The show, ‘Sex in Class’, will feature sex therapist, and former Miss Belgium, Goedele Liekens visiting classrooms and the homes of 15 and 16-year-olds to put together the basis of a qualification in sex and relationships.
Liam Humphreys, Channel 4’s head of factual entertainment, said that some of the things which are “acceptable” in other countries are “obviously going to stretch the boundaries of what is acceptable over here”, and that Liekens’ approach will be “the most marvellous culture clash with even the most liberally minded British teacher”.
Channel 4 hopes that the programme, a one-hour special, will develop into a series.
Pro-life group the Society for the Protection of Unborn Children (SPUC) criticised the show’s premise.
Antonia Tully, national coordinator for SPUC’s Safe at School campaign, said: “They don’t need to spin this out over a GCSE! What are they going to cover?”
“We don’t need lessons to titillate teenagers. This is not the best approach to ensuring children are protected.
“Parents are the best people to talk to children about these intimate details. Sex isn’t an academic subject, it is a personal matter”, she added.
Last week, the Liberal Democrats faced criticism for announcing plans to force primary schools to teach sex education from age seven.
Camilla Tominey, the Royal Editor of the Sunday Express, commented: “It is bad enough that our children are subjected to sex on every available billboard without it extending to the blackboard too.”
She said sex education should be “given out only on a ‘need to know’ basis”.

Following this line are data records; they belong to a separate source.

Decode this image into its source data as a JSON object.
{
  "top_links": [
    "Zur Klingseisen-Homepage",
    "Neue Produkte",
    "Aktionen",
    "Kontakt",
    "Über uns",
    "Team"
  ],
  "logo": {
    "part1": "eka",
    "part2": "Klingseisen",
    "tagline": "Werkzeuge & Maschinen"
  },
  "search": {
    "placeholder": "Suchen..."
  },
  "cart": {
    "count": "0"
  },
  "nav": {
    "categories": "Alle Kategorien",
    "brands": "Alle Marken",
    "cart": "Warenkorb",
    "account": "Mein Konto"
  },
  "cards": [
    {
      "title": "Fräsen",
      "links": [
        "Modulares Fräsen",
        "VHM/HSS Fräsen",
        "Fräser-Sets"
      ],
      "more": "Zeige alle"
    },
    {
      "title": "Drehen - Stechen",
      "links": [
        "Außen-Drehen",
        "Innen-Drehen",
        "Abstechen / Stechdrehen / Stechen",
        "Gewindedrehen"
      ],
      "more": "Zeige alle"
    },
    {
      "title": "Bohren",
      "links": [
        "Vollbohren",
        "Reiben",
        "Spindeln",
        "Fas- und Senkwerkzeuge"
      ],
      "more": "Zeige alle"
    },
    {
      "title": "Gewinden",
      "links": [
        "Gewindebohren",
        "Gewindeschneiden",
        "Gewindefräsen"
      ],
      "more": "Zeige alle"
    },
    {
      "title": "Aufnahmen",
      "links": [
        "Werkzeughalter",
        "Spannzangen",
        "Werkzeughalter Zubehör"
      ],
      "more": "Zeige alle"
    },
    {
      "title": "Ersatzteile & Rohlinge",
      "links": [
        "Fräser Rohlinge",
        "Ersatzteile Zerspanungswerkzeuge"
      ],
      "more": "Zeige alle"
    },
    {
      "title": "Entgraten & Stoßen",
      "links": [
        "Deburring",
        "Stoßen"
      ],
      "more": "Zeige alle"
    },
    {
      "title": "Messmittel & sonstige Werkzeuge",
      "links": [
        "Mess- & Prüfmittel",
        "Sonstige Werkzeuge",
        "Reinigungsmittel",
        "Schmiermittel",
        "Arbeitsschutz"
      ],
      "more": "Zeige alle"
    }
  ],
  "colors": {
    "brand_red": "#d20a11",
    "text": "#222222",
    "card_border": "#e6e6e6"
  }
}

“We are the adults here. We must act more responsibly if we are to preserve our children’s innocence. Teaching seven-year-olds about sex is about as responsible as inviting a boyband for a sleepover with a class of teenage girls”, she added.